| Task prompt |
Copy each line of the material below that includes the string "icon".

──────── Task data ────────

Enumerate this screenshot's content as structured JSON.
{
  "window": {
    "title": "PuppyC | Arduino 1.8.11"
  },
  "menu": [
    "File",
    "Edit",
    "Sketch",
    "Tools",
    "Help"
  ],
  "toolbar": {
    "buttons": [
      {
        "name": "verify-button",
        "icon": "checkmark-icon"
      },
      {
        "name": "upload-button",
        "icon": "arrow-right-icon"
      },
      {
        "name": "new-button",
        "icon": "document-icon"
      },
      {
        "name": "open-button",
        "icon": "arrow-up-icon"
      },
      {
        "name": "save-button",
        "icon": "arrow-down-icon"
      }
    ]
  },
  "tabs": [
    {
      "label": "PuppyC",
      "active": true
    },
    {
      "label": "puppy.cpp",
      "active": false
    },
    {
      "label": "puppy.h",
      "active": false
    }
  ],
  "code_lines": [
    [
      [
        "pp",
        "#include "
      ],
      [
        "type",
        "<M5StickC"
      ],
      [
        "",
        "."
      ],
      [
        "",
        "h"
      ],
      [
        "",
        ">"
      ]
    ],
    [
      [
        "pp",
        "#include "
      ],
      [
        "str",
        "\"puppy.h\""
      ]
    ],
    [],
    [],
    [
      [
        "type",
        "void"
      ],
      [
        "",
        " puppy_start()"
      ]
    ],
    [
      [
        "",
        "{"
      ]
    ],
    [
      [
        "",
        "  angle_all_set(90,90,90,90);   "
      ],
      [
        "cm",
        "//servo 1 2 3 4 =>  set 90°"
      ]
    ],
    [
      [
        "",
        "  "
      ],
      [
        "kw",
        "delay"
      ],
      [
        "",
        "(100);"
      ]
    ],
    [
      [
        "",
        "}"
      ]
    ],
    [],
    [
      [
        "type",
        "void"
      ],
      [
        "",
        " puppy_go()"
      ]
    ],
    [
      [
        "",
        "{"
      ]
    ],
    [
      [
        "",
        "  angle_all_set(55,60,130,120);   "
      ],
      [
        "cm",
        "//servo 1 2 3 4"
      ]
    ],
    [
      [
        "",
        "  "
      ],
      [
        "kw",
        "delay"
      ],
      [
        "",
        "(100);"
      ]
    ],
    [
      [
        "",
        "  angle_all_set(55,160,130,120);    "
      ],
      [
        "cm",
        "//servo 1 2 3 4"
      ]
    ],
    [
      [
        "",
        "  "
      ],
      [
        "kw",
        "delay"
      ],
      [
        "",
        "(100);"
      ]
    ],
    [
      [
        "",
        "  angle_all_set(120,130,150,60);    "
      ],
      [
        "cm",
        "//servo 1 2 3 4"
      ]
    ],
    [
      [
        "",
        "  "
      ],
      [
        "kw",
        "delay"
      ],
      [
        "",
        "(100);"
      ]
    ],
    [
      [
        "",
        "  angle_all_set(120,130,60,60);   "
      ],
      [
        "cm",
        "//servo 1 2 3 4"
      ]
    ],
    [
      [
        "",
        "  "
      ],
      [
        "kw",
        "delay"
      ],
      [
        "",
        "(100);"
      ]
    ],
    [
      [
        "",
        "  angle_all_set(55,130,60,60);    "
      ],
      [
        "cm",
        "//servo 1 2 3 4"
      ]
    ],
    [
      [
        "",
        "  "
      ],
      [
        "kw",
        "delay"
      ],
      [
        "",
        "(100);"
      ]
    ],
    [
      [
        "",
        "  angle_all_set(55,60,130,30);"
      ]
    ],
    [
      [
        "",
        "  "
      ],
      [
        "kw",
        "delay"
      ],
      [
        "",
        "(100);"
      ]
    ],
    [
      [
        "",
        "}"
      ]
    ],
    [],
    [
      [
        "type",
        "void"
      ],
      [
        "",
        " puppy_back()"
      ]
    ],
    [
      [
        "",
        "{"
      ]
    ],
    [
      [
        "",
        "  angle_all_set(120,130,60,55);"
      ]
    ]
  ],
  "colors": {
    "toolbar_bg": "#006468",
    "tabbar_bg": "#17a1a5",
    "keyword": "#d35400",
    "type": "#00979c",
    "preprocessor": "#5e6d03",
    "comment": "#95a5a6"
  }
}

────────

| Response to the exercise |
        "icon": "checkmark-icon"
        "icon": "arrow-right-icon"
        "icon": "document-icon"
        "icon": "arrow-up-icon"
        "icon": "arrow-down-icon"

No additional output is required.